## ACTIVITY
Search the material below for the string "title". Return every line that holds it.

(DATA RECORDS begins)

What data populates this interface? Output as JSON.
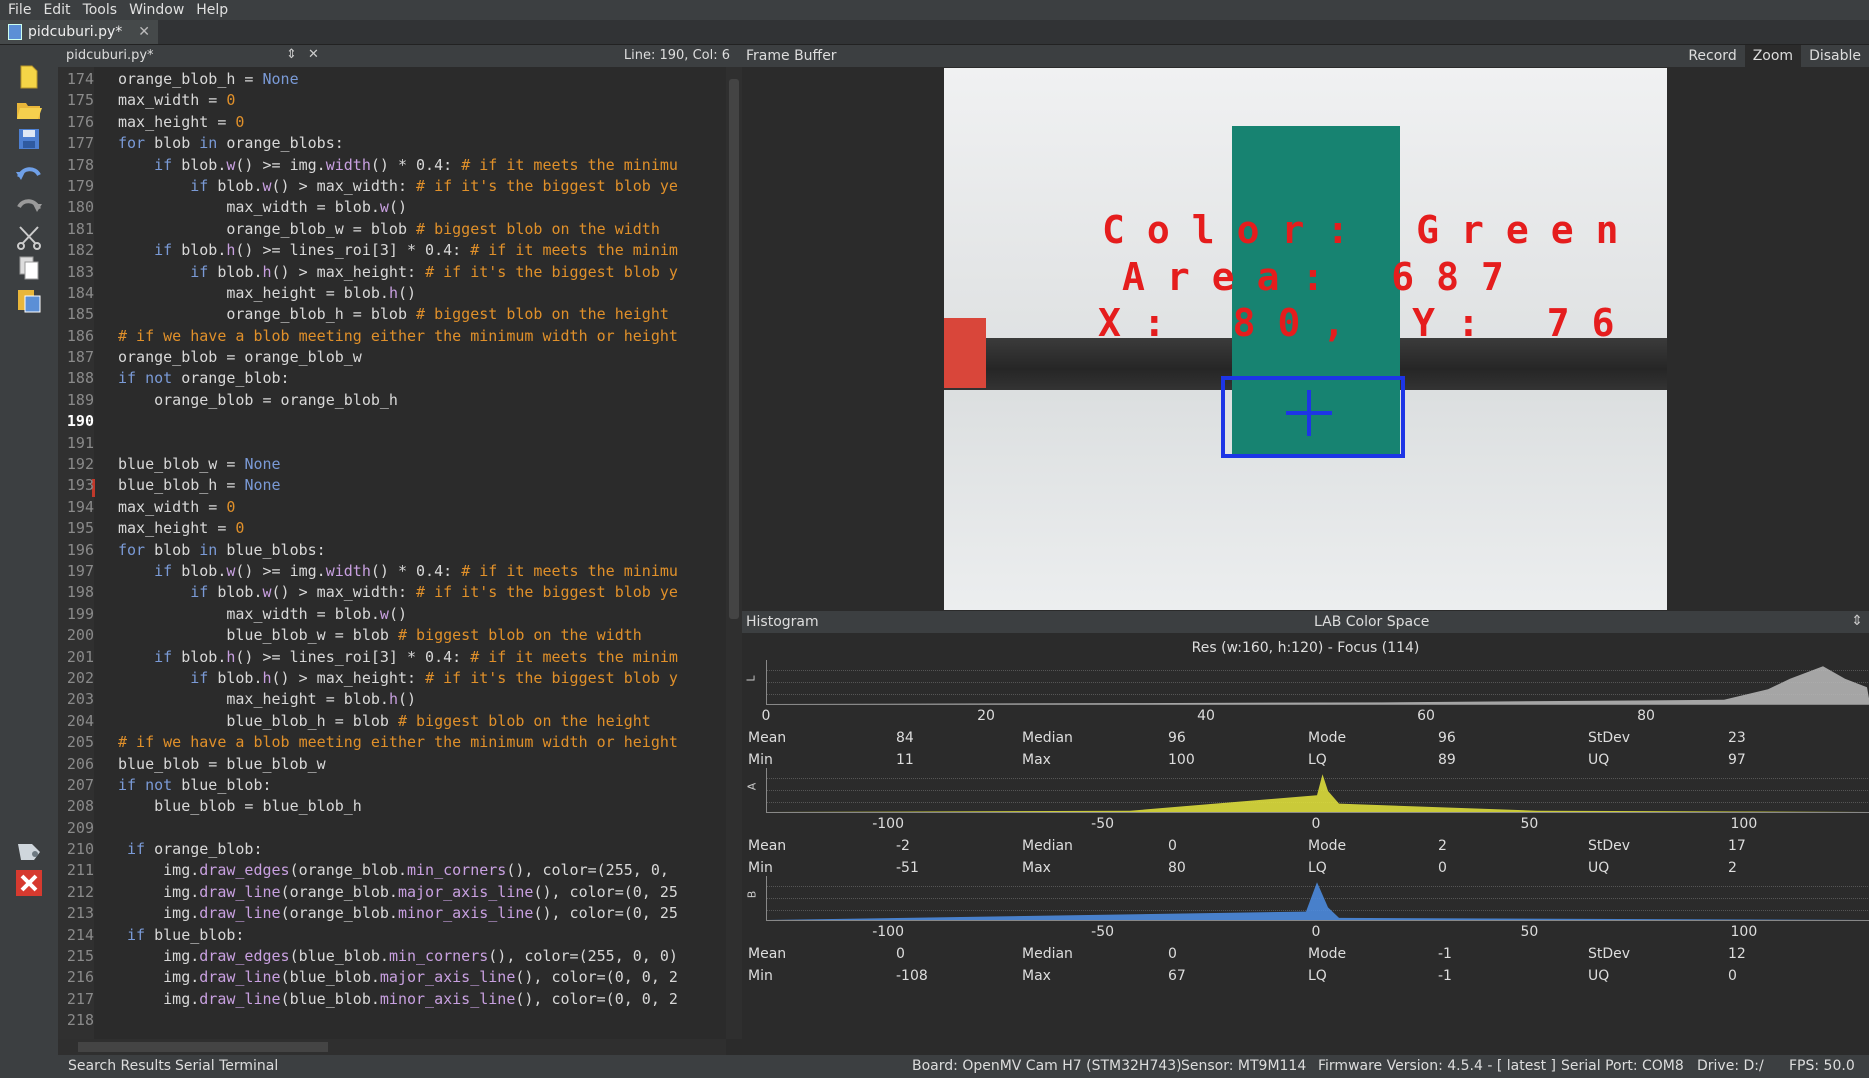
{
  "menu": [
    "File",
    "Edit",
    "Tools",
    "Window",
    "Help"
  ],
  "tab": {
    "title": "pidcuburi.py*",
    "close": "✕"
  },
  "editor": {
    "file": "pidcuburi.py*",
    "cursor": "Line: 190, Col: 6",
    "current_line": "190",
    "lines": [
      {
        "n": "174",
        "html": "orange_blob_h = <span class='kw'>None</span>"
      },
      {
        "n": "175",
        "html": "max_width = <span class='cm'>0</span>"
      },
      {
        "n": "176",
        "html": "max_height = <span class='cm'>0</span>"
      },
      {
        "n": "177",
        "html": "<span class='kw'>for</span> blob <span class='kw'>in</span> orange_blobs:"
      },
      {
        "n": "178",
        "html": "    <span class='kw'>if</span> blob.<span class='fn'>w</span>() >= img.<span class='fn'>width</span>() * 0.4: <span class='cm'># if it meets the minimu</span>"
      },
      {
        "n": "179",
        "html": "        <span class='kw'>if</span> blob.<span class='fn'>w</span>() > max_width: <span class='cm'># if it's the biggest blob ye</span>"
      },
      {
        "n": "180",
        "html": "            max_width = blob.<span class='fn'>w</span>()"
      },
      {
        "n": "181",
        "html": "            orange_blob_w = blob <span class='cm'># biggest blob on the width</span>"
      },
      {
        "n": "182",
        "html": "    <span class='kw'>if</span> blob.<span class='fn'>h</span>() >= lines_roi[3] * 0.4: <span class='cm'># if it meets the minim</span>"
      },
      {
        "n": "183",
        "html": "        <span class='kw'>if</span> blob.<span class='fn'>h</span>() > max_height: <span class='cm'># if it's the biggest blob y</span>"
      },
      {
        "n": "184",
        "html": "            max_height = blob.<span class='fn'>h</span>()"
      },
      {
        "n": "185",
        "html": "            orange_blob_h = blob <span class='cm'># biggest blob on the height</span>"
      },
      {
        "n": "186",
        "html": "<span class='cm'># if we have a blob meeting either the minimum width or height</span>"
      },
      {
        "n": "187",
        "html": "orange_blob = orange_blob_w"
      },
      {
        "n": "188",
        "html": "<span class='kw'>if not</span> orange_blob:"
      },
      {
        "n": "189",
        "html": "    orange_blob = orange_blob_h"
      },
      {
        "n": "190",
        "html": ""
      },
      {
        "n": "191",
        "html": ""
      },
      {
        "n": "192",
        "html": "blue_blob_w = <span class='kw'>None</span>"
      },
      {
        "n": "193",
        "html": "blue_blob_h = <span class='kw'>None</span>"
      },
      {
        "n": "194",
        "html": "max_width = <span class='cm'>0</span>"
      },
      {
        "n": "195",
        "html": "max_height = <span class='cm'>0</span>"
      },
      {
        "n": "196",
        "html": "<span class='kw'>for</span> blob <span class='kw'>in</span> blue_blobs:"
      },
      {
        "n": "197",
        "html": "    <span class='kw'>if</span> blob.<span class='fn'>w</span>() >= img.<span class='fn'>width</span>() * 0.4: <span class='cm'># if it meets the minimu</span>"
      },
      {
        "n": "198",
        "html": "        <span class='kw'>if</span> blob.<span class='fn'>w</span>() > max_width: <span class='cm'># if it's the biggest blob ye</span>"
      },
      {
        "n": "199",
        "html": "            max_width = blob.<span class='fn'>w</span>()"
      },
      {
        "n": "200",
        "html": "            blue_blob_w = blob <span class='cm'># biggest blob on the width</span>"
      },
      {
        "n": "201",
        "html": "    <span class='kw'>if</span> blob.<span class='fn'>h</span>() >= lines_roi[3] * 0.4: <span class='cm'># if it meets the minim</span>"
      },
      {
        "n": "202",
        "html": "        <span class='kw'>if</span> blob.<span class='fn'>h</span>() > max_height: <span class='cm'># if it's the biggest blob y</span>"
      },
      {
        "n": "203",
        "html": "            max_height = blob.<span class='fn'>h</span>()"
      },
      {
        "n": "204",
        "html": "            blue_blob_h = blob <span class='cm'># biggest blob on the height</span>"
      },
      {
        "n": "205",
        "html": "<span class='cm'># if we have a blob meeting either the minimum width or height</span>"
      },
      {
        "n": "206",
        "html": "blue_blob = blue_blob_w"
      },
      {
        "n": "207",
        "html": "<span class='kw'>if not</span> blue_blob:"
      },
      {
        "n": "208",
        "html": "    blue_blob = blue_blob_h"
      },
      {
        "n": "209",
        "html": ""
      },
      {
        "n": "210",
        "html": " <span class='kw'>if</span> orange_blob:"
      },
      {
        "n": "211",
        "html": "     img.<span class='fn'>draw_edges</span>(orange_blob.<span class='fn'>min_corners</span>(), color=(255, 0,"
      },
      {
        "n": "212",
        "html": "     img.<span class='fn'>draw_line</span>(orange_blob.<span class='fn'>major_axis_line</span>(), color=(0, 25"
      },
      {
        "n": "213",
        "html": "     img.<span class='fn'>draw_line</span>(orange_blob.<span class='fn'>minor_axis_line</span>(), color=(0, 25"
      },
      {
        "n": "214",
        "html": " <span class='kw'>if</span> blue_blob:"
      },
      {
        "n": "215",
        "html": "     img.<span class='fn'>draw_edges</span>(blue_blob.<span class='fn'>min_corners</span>(), color=(255, 0, 0)"
      },
      {
        "n": "216",
        "html": "     img.<span class='fn'>draw_line</span>(blue_blob.<span class='fn'>major_axis_line</span>(), color=(0, 0, 2"
      },
      {
        "n": "217",
        "html": "     img.<span class='fn'>draw_line</span>(blue_blob.<span class='fn'>minor_axis_line</span>(), color=(0, 0, 2"
      },
      {
        "n": "218",
        "html": ""
      }
    ]
  },
  "framebuffer": {
    "title": "Frame Buffer",
    "buttons": [
      "Record",
      "Zoom",
      "Disable"
    ],
    "overlay": {
      "line1": "Color: Green",
      "line2": "Area: 687",
      "line3": "X: 80, Y: 76"
    }
  },
  "histogram": {
    "title": "Histogram",
    "colorspace": "LAB Color Space",
    "resolution": "Res (w:160, h:120) - Focus (114)",
    "channels": [
      {
        "axis": "L",
        "ticks": [
          "0",
          "20",
          "40",
          "60",
          "80"
        ],
        "mean": "84",
        "median": "96",
        "mode": "96",
        "stdev": "23",
        "min": "11",
        "max": "100",
        "lq": "89",
        "uq": "97"
      },
      {
        "axis": "A",
        "ticks": [
          "-100",
          "-50",
          "0",
          "50",
          "100"
        ],
        "mean": "-2",
        "median": "0",
        "mode": "2",
        "stdev": "17",
        "min": "-51",
        "max": "80",
        "lq": "0",
        "uq": "2"
      },
      {
        "axis": "B",
        "ticks": [
          "-100",
          "-50",
          "0",
          "50",
          "100"
        ],
        "mean": "0",
        "median": "0",
        "mode": "-1",
        "stdev": "12",
        "min": "-108",
        "max": "67",
        "lq": "-1",
        "uq": "0"
      }
    ],
    "labels": {
      "mean": "Mean",
      "median": "Median",
      "mode": "Mode",
      "stdev": "StDev",
      "min": "Min",
      "max": "Max",
      "lq": "LQ",
      "uq": "UQ"
    }
  },
  "bottom": {
    "search": "Search Results",
    "serial": "Serial Terminal",
    "board": "Board: OpenMV Cam H7 (STM32H743)",
    "sensor": "Sensor: MT9M114",
    "firmware": "Firmware Version: 4.5.4 - [ latest ]",
    "port": "Serial Port: COM8",
    "drive": "Drive: D:/",
    "fps": "FPS: 50.0"
  }
}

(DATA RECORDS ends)

## SOLUTION
    "title": "pidcuburi.py*",
    "title": "Frame Buffer",
    "title": "Histogram",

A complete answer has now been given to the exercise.